Mónica Zuleta Díaz, MAPFRE’s Group Head of Sustainability, outlines the specific steps the firm took when developing its sustainability framework and how barriers were broken down
Sara Benwell posted on Monday, March 08, 2021
Sara Benwell: How important is having a CSR framework for (re)insurance firms?
Mónica Zuleta Díaz: It is very important. Insurance has strong social value. Many of the social, personal and business activities of individuals and companies require insurance.
The work of insurance companies is essential to sustaining economic activity. Insurance helps consolidate the welfare state, and the insurance activity plays a very important role as an engine for economic development and social cohesion.
MAPFRE is a committed company that is concerned about its social footprint and fosters economic and social development in the countries in which it operates.
"Many of the social, personal and business activities of individuals and companies require insurance."
We believe that business development also entails a demanding social, environmental and governance commitment to protect the legacy handed down to future generations.

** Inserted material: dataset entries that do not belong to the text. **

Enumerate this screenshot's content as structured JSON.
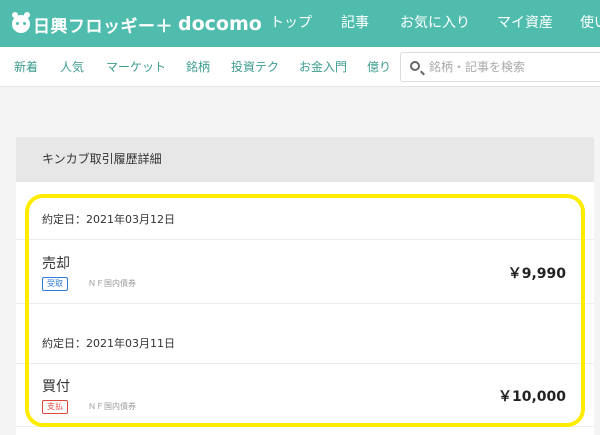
{
  "header": {
    "logo_text": "日興フロッギー＋",
    "logo_partner": "docomo",
    "nav": [
      {
        "label": "トップ"
      },
      {
        "label": "記事"
      },
      {
        "label": "お気に入り"
      },
      {
        "label": "マイ資産"
      },
      {
        "label": "使い"
      }
    ]
  },
  "subnav": {
    "items": [
      {
        "label": "新着"
      },
      {
        "label": "人気"
      },
      {
        "label": "マーケット"
      },
      {
        "label": "銘柄"
      },
      {
        "label": "投資テク"
      },
      {
        "label": "お金入門"
      },
      {
        "label": "億り"
      }
    ],
    "search_placeholder": "銘柄・記事を検索"
  },
  "panel": {
    "title": "キンカブ取引履歴詳細",
    "entries": [
      {
        "date_label": "約定日：2021年03月12日",
        "type": "売却",
        "badge": "受取",
        "badge_color": "#2f7bd6",
        "fund": "ＮＦ国内債券",
        "amount": "￥9,990"
      },
      {
        "date_label": "約定日：2021年03月11日",
        "type": "買付",
        "badge": "支払",
        "badge_color": "#e0483b",
        "fund": "ＮＦ国内債券",
        "amount": "￥10,000"
      }
    ]
  },
  "colors": {
    "header_bg": "#4fbcae",
    "subnav_text": "#3d9c8f",
    "highlight": "#ffec00"
  }
}
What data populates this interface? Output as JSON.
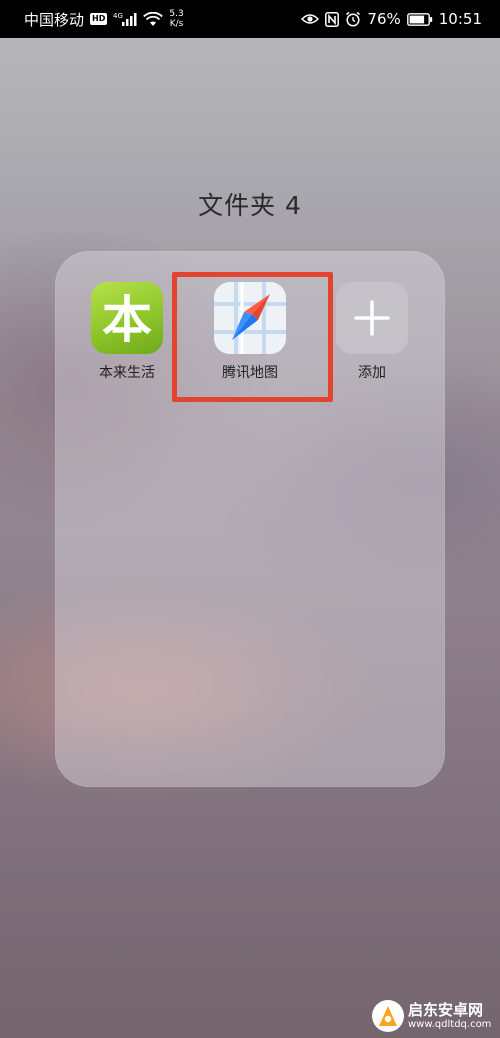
{
  "status_bar": {
    "carrier": "中国移动",
    "hd": "HD",
    "network": "4G",
    "speed_value": "5.3",
    "speed_unit": "K/s",
    "battery_percent": "76%",
    "time": "10:51"
  },
  "folder": {
    "title": "文件夹 4",
    "apps": [
      {
        "label": "本来生活",
        "icon": "benlai-app-icon",
        "glyph": "本",
        "color": "#8ec62a"
      },
      {
        "label": "腾讯地图",
        "icon": "tencent-map-app-icon",
        "color": "#1e78f0"
      },
      {
        "label": "添加",
        "icon": "add-icon"
      }
    ]
  },
  "highlight": {
    "color": "#e2442f",
    "target": "腾讯地图"
  },
  "watermark": {
    "name": "启东安卓网",
    "url": "www.qdltdq.com"
  }
}
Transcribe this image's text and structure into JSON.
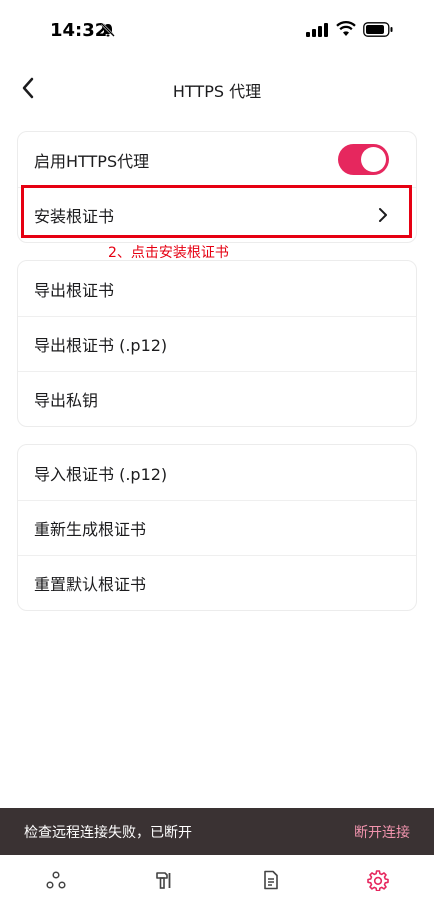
{
  "status_bar": {
    "time": "14:32",
    "icons": [
      "bell-slash-icon",
      "signal-icon",
      "wifi-icon",
      "battery-icon"
    ]
  },
  "nav": {
    "title": "HTTPS 代理",
    "back_icon": "chevron-left-icon"
  },
  "group1": {
    "enable_label": "启用HTTPS代理",
    "enable_on": true,
    "install_label": "安装根证书"
  },
  "annotation": {
    "text": "2、点击安装根证书",
    "color": "#e60012"
  },
  "group2": {
    "items": [
      {
        "label": "导出根证书"
      },
      {
        "label": "导出根证书 (.p12)"
      },
      {
        "label": "导出私钥"
      }
    ]
  },
  "group3": {
    "items": [
      {
        "label": "导入根证书 (.p12)"
      },
      {
        "label": "重新生成根证书"
      },
      {
        "label": "重置默认根证书"
      }
    ]
  },
  "toast": {
    "message": "检查远程连接失败，已断开",
    "action": "断开连接"
  },
  "tab_bar": {
    "tabs": [
      {
        "icon": "nodes-icon",
        "active": false
      },
      {
        "icon": "tools-icon",
        "active": false
      },
      {
        "icon": "document-icon",
        "active": false
      },
      {
        "icon": "settings-gear-icon",
        "active": true
      }
    ]
  },
  "colors": {
    "accent": "#e6275e",
    "toast_bg": "#3a3233",
    "toast_action": "#f093ad"
  }
}
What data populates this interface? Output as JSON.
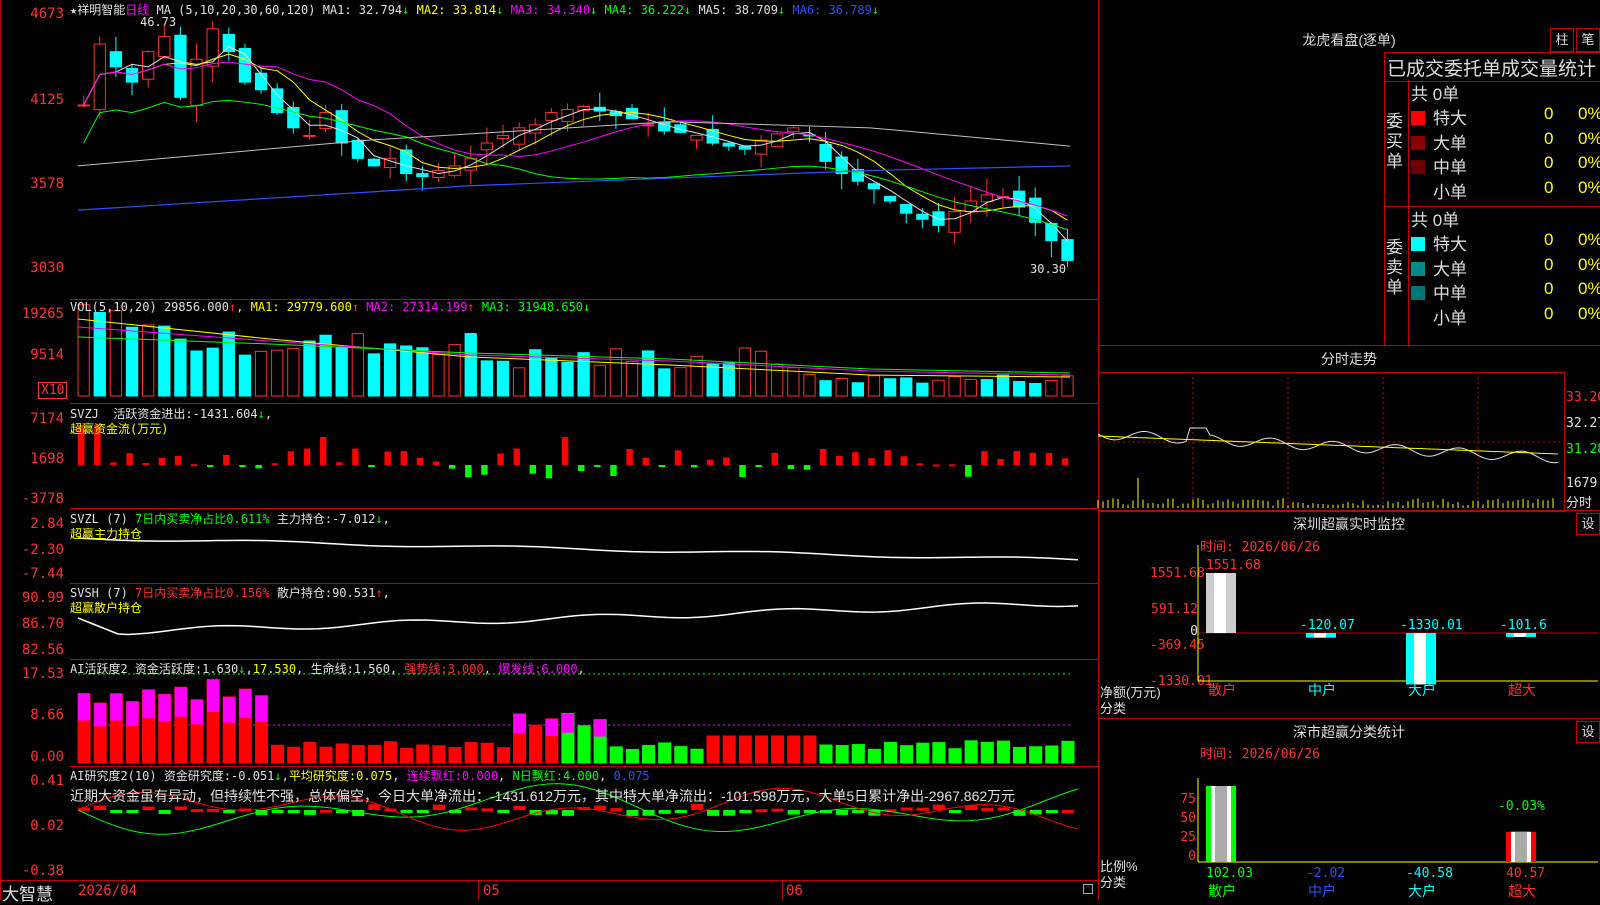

Social responsibility has been part of the company for many years (it was first introduced in a MAPFRE Board meeting as early as 1965), and this responsibility has been embodied, since 2019, in a Sustainability Plan that sets the company's roadmap in aspects related to the environment, social and corporate governance.
In addition, we support the United Nations 2030 Agenda for Sustainable Development.
Sara: What are the critical steps in setting up such a framework?
Monica: Building a better, fairer, safer, more equal, more prosperous world is what sustainability is all about and is what MAPFRE aims to achieve with our Sustainability Plan #playingourpart - a concept targeting people and based on deeds and actions.
It revolves around what each one of us can do, those thousands of small gestures that contribute to the common goal of protecting the planet and building a better today and tomorrow for everyone.
For this framework we consider three main steps. It is essential to:
Define plans to continue advancing in the sustainability and business integration of all ESG aspects, finding the right balance in the attention and response to all stakeholders.
Promote the participation of all those involved in the process for the definition of critical aspects for the organization and stakeholders.
Understand our impact on society and identify opportunities for sustainable development to continue generating value.
Sara: What were some of the barriers or challenges you faced and how did you overcome these?
The challenges were very broad, but I would highlight the following:
Firstly, there is the need for measurement of the impact of social actions. For this we are working on the development of internal methodologies that measure the impact of our social footprint.
Then there is the challenge of working to support the needs of citizens in the digital age as they become more aware of the impact of their actions and their contribution to sustainable development.
"We are integrating ESG risks in the value chain, working together with providers of benefits and services"
Here we are developing products and services that respond to new insurance needs and how they contribute to the preservation of the environment and the economic and social development of the planet.
Likewise, we are working with Governments to support the development of SMEs. An example of this is the agreement that MAPFRE has recently signed with the Spanish Chamber of Commerce to provide SMEs with advice, training, technological support and information, with the aim of improving the competitiveness and sustainability of the business fabric of Spain.
We are also integrating ESG risks in the value chain, working together with providers of benefits and services to ensure ESG is central to their processes.
How is the framework changing things for you as an insurance business?
The development of ESG principles is an opportunity for the insurance business.
Companies in the sector are adapting their business models to respond to the demands of sustainable development.
At MAPFRE, we are supporting our clients, suppliers and collaborators in the process of transition towards a more sustainable business model and we have also publicly committed to objectives, which show the company's commitment to sustainability. These objective include:
45% of vacancies in positions of responsibility filled by women.
Incorporate and integrate people with disabilities in our workforce so they represent at least 3% of it.
All the operations of MAPFRE companies based in Spain and Portugal will be carbon neutral by 2021, which will mean the neutralization of 61 percent of the Group's total footprint worldwide.
In addition, we have advanced our public commitment on emissions neutrality to make MAPFRE a carbon-neutral company globally by 2030.
We no longer invest in electricity companies that earn over 30 percent of their revenue from coal-based energy.
And we do not insure the construction of new coal-powered power stations or new coal mining operations.
What are the next steps for MAPFRE on CSR / ESG?
It is impossible to grow a sustainable business without regard to the company's social footprint.
MAPFRE will never be relevant or successful in the long-term unless we care for people's well-being. It is a socially responsible business group and is committed to the environment, clients, and society.
MAPFRE will never be relevant or successful in the long-term unless we care for people's well-being.
We plan to keep reinforcing the integration of sustainability concepts in the organisation's culture, in business processes and in the generation of actions that contribute to the development of a more inclusive and equitable society.